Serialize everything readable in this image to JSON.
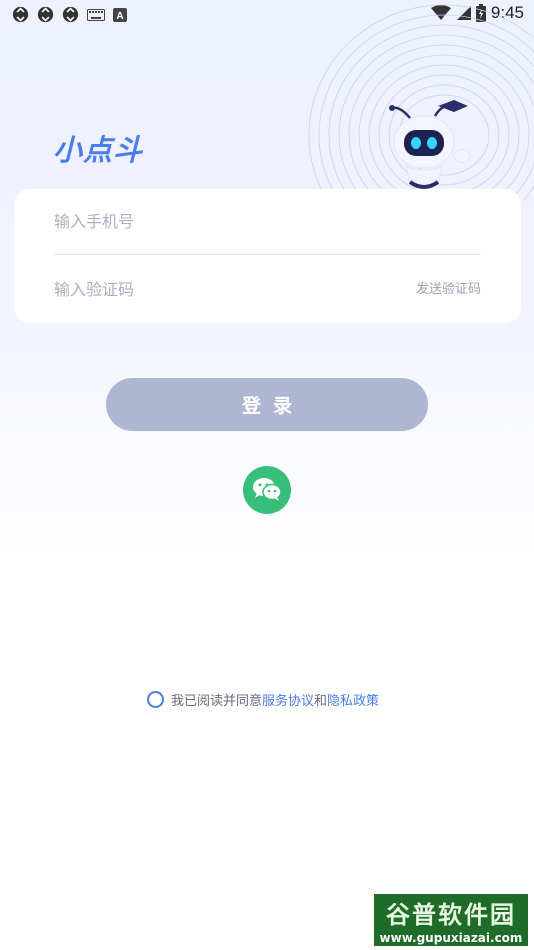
{
  "status_bar": {
    "time": "9:45",
    "left_icons": [
      "sync-icon",
      "sync-icon",
      "sync-icon",
      "keyboard-icon",
      "a-icon"
    ],
    "right_icons": [
      "wifi-icon",
      "signal-icon",
      "battery-icon"
    ]
  },
  "brand": {
    "name": "小点斗"
  },
  "form": {
    "phone_placeholder": "输入手机号",
    "code_placeholder": "输入验证码",
    "send_code_label": "发送验证码"
  },
  "login": {
    "label": "登录"
  },
  "wechat": {
    "icon": "wechat-icon",
    "color": "#37bf79"
  },
  "agreement": {
    "prefix": "我已阅读并同意",
    "service_link": "服务协议",
    "connector": "和",
    "privacy_link": "隐私政策"
  },
  "watermark": {
    "title": "谷普软件园",
    "url": "www.gupuxiazai.com"
  },
  "colors": {
    "accent": "#4a7df0",
    "button_disabled": "#afb6d1",
    "wechat": "#37bf79"
  }
}
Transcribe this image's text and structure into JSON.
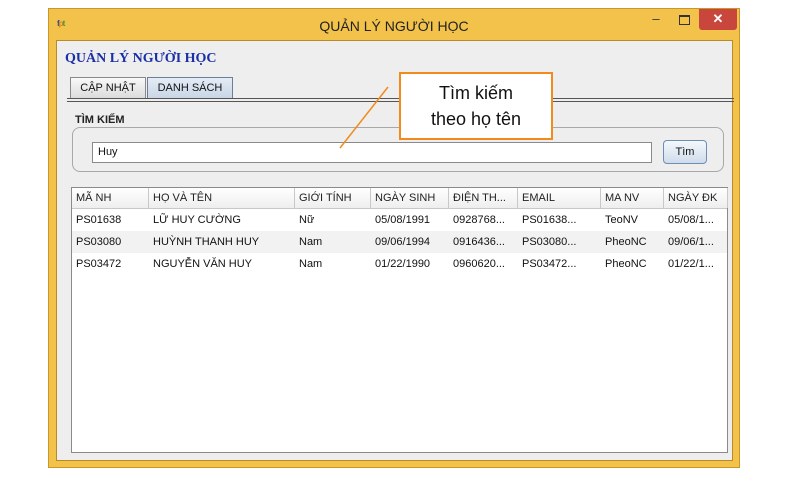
{
  "window": {
    "title": "QUẢN LÝ NGƯỜI HỌC",
    "minimize": "–",
    "close": "✕"
  },
  "app": {
    "heading": "QUẢN LÝ NGƯỜI HỌC"
  },
  "tabs": [
    {
      "label": "CẬP NHẬT",
      "active": false
    },
    {
      "label": "DANH SÁCH",
      "active": true
    }
  ],
  "search": {
    "label": "TÌM KIẾM",
    "value": "Huy",
    "button": "Tìm"
  },
  "table": {
    "columns": [
      "MÃ NH",
      "HỌ VÀ TÊN",
      "GIỚI TÍNH",
      "NGÀY SINH",
      "ĐIỆN TH...",
      "EMAIL",
      "MA NV",
      "NGÀY ĐK"
    ],
    "rows": [
      [
        "PS01638",
        "LỮ HUY CƯỜNG",
        "Nữ",
        "05/08/1991",
        "0928768...",
        "PS01638...",
        "TeoNV",
        "05/08/1..."
      ],
      [
        "PS03080",
        "HUỲNH THANH HUY",
        "Nam",
        "09/06/1994",
        "0916436...",
        "PS03080...",
        "PheoNC",
        "09/06/1..."
      ],
      [
        "PS03472",
        "NGUYỄN VĂN HUY",
        "Nam",
        "01/22/1990",
        "0960620...",
        "PS03472...",
        "PheoNC",
        "01/22/1..."
      ]
    ]
  },
  "annotation": {
    "line1": "Tìm kiếm",
    "line2": "theo họ tên"
  },
  "colors": {
    "frame": "#f2c24a",
    "heading": "#1b2fa8",
    "callout_border": "#f28a1c",
    "close_button": "#c9463d"
  }
}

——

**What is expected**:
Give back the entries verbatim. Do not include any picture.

**Response**:
Serialize everything readable in this image to JSON.
{
  "status_bar": {
    "time": "9:45",
    "left_icons": [
      "sync-icon",
      "sync-icon",
      "sync-icon",
      "keyboard-icon",
      "a-icon"
    ],
    "right_icons": [
      "wifi-icon",
      "signal-icon",
      "battery-icon"
    ]
  },
  "brand": {
    "name": "小点斗"
  },
  "form": {
    "phone_placeholder": "输入手机号",
    "code_placeholder": "输入验证码",
    "send_code_label": "发送验证码"
  },
  "login": {
    "label": "登录"
  },
  "wechat": {
    "icon": "wechat-icon",
    "color": "#37bf79"
  },
  "agreement": {
    "prefix": "我已阅读并同意",
    "service_link": "服务协议",
    "connector": "和",
    "privacy_link": "隐私政策"
  },
  "watermark": {
    "title": "谷普软件园",
    "url": "www.gupuxiazai.com"
  },
  "colors": {
    "accent": "#4a7df0",
    "button_disabled": "#afb6d1",
    "wechat": "#37bf79"
  }
}
Transcribe this image's text and structure into JSON.
{
  "window": {
    "title": "QUẢN LÝ NGƯỜI HỌC",
    "minimize": "–",
    "close": "✕"
  },
  "app": {
    "heading": "QUẢN LÝ NGƯỜI HỌC"
  },
  "tabs": [
    {
      "label": "CẬP NHẬT",
      "active": false
    },
    {
      "label": "DANH SÁCH",
      "active": true
    }
  ],
  "search": {
    "label": "TÌM KIẾM",
    "value": "Huy",
    "button": "Tìm"
  },
  "table": {
    "columns": [
      "MÃ NH",
      "HỌ VÀ TÊN",
      "GIỚI TÍNH",
      "NGÀY SINH",
      "ĐIỆN TH...",
      "EMAIL",
      "MA NV",
      "NGÀY ĐK"
    ],
    "rows": [
      [
        "PS01638",
        "LỮ HUY CƯỜNG",
        "Nữ",
        "05/08/1991",
        "0928768...",
        "PS01638...",
        "TeoNV",
        "05/08/1..."
      ],
      [
        "PS03080",
        "HUỲNH THANH HUY",
        "Nam",
        "09/06/1994",
        "0916436...",
        "PS03080...",
        "PheoNC",
        "09/06/1..."
      ],
      [
        "PS03472",
        "NGUYỄN VĂN HUY",
        "Nam",
        "01/22/1990",
        "0960620...",
        "PS03472...",
        "PheoNC",
        "01/22/1..."
      ]
    ]
  },
  "annotation": {
    "line1": "Tìm kiếm",
    "line2": "theo họ tên"
  },
  "colors": {
    "frame": "#f2c24a",
    "heading": "#1b2fa8",
    "callout_border": "#f28a1c",
    "close_button": "#c9463d"
  }
}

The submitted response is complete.